YOUR TASK> Repeat the material in full. Keep every line exactly as it is.

AVAILABLE RECORDS>
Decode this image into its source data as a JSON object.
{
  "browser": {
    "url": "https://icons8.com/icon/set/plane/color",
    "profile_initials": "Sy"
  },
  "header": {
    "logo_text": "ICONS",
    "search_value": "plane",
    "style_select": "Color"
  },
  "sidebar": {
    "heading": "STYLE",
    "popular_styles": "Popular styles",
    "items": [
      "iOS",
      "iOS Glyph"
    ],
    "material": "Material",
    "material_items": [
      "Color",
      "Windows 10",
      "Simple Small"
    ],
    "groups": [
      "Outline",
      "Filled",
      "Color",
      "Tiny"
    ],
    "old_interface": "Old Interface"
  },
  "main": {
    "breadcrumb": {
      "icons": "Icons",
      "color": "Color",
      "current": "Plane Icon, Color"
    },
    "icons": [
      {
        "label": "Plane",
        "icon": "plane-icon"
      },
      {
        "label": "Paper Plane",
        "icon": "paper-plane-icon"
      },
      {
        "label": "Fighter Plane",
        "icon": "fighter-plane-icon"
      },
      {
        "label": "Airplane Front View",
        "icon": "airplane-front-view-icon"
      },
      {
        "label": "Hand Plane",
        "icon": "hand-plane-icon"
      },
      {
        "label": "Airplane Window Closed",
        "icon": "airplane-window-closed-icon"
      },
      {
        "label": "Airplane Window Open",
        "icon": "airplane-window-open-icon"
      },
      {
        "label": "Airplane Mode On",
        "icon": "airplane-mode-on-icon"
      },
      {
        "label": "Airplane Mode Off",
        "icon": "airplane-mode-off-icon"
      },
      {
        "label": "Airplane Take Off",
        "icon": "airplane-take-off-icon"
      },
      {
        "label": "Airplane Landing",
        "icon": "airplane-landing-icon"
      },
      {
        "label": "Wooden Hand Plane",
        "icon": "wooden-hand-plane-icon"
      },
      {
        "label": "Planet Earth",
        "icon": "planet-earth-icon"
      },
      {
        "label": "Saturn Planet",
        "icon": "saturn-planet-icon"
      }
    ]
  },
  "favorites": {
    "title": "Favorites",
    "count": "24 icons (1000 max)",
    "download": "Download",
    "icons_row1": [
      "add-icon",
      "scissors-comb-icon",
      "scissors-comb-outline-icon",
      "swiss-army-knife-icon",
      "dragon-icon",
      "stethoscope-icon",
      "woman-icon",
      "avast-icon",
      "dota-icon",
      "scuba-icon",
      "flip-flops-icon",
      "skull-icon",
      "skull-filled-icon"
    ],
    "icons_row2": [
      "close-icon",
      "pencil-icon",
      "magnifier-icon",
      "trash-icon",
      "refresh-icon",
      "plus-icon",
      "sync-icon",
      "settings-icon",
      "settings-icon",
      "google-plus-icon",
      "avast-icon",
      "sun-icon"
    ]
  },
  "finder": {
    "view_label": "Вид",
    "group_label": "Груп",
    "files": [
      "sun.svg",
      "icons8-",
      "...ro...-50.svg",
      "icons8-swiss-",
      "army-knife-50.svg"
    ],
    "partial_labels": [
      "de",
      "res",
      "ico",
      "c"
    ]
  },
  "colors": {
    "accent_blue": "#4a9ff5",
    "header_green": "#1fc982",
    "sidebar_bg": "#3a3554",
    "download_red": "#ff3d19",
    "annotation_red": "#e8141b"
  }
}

EXERCISE RESULT>
Decode this image into its source data as a JSON object.
{
  "browser": {
    "url": "https://icons8.com/icon/set/plane/color",
    "profile_initials": "Sy"
  },
  "header": {
    "logo_text": "ICONS",
    "search_value": "plane",
    "style_select": "Color"
  },
  "sidebar": {
    "heading": "STYLE",
    "popular_styles": "Popular styles",
    "items": [
      "iOS",
      "iOS Glyph"
    ],
    "material": "Material",
    "material_items": [
      "Color",
      "Windows 10",
      "Simple Small"
    ],
    "groups": [
      "Outline",
      "Filled",
      "Color",
      "Tiny"
    ],
    "old_interface": "Old Interface"
  },
  "main": {
    "breadcrumb": {
      "icons": "Icons",
      "color": "Color",
      "current": "Plane Icon, Color"
    },
    "icons": [
      {
        "label": "Plane",
        "icon": "plane-icon"
      },
      {
        "label": "Paper Plane",
        "icon": "paper-plane-icon"
      },
      {
        "label": "Fighter Plane",
        "icon": "fighter-plane-icon"
      },
      {
        "label": "Airplane Front View",
        "icon": "airplane-front-view-icon"
      },
      {
        "label": "Hand Plane",
        "icon": "hand-plane-icon"
      },
      {
        "label": "Airplane Window Closed",
        "icon": "airplane-window-closed-icon"
      },
      {
        "label": "Airplane Window Open",
        "icon": "airplane-window-open-icon"
      },
      {
        "label": "Airplane Mode On",
        "icon": "airplane-mode-on-icon"
      },
      {
        "label": "Airplane Mode Off",
        "icon": "airplane-mode-off-icon"
      },
      {
        "label": "Airplane Take Off",
        "icon": "airplane-take-off-icon"
      },
      {
        "label": "Airplane Landing",
        "icon": "airplane-landing-icon"
      },
      {
        "label": "Wooden Hand Plane",
        "icon": "wooden-hand-plane-icon"
      },
      {
        "label": "Planet Earth",
        "icon": "planet-earth-icon"
      },
      {
        "label": "Saturn Planet",
        "icon": "saturn-planet-icon"
      }
    ]
  },
  "favorites": {
    "title": "Favorites",
    "count": "24 icons (1000 max)",
    "download": "Download",
    "icons_row1": [
      "add-icon",
      "scissors-comb-icon",
      "scissors-comb-outline-icon",
      "swiss-army-knife-icon",
      "dragon-icon",
      "stethoscope-icon",
      "woman-icon",
      "avast-icon",
      "dota-icon",
      "scuba-icon",
      "flip-flops-icon",
      "skull-icon",
      "skull-filled-icon"
    ],
    "icons_row2": [
      "close-icon",
      "pencil-icon",
      "magnifier-icon",
      "trash-icon",
      "refresh-icon",
      "plus-icon",
      "sync-icon",
      "settings-icon",
      "settings-icon",
      "google-plus-icon",
      "avast-icon",
      "sun-icon"
    ]
  },
  "finder": {
    "view_label": "Вид",
    "group_label": "Груп",
    "files": [
      "sun.svg",
      "icons8-",
      "...ro...-50.svg",
      "icons8-swiss-",
      "army-knife-50.svg"
    ],
    "partial_labels": [
      "de",
      "res",
      "ico",
      "c"
    ]
  },
  "colors": {
    "accent_blue": "#4a9ff5",
    "header_green": "#1fc982",
    "sidebar_bg": "#3a3554",
    "download_red": "#ff3d19",
    "annotation_red": "#e8141b"
  }
}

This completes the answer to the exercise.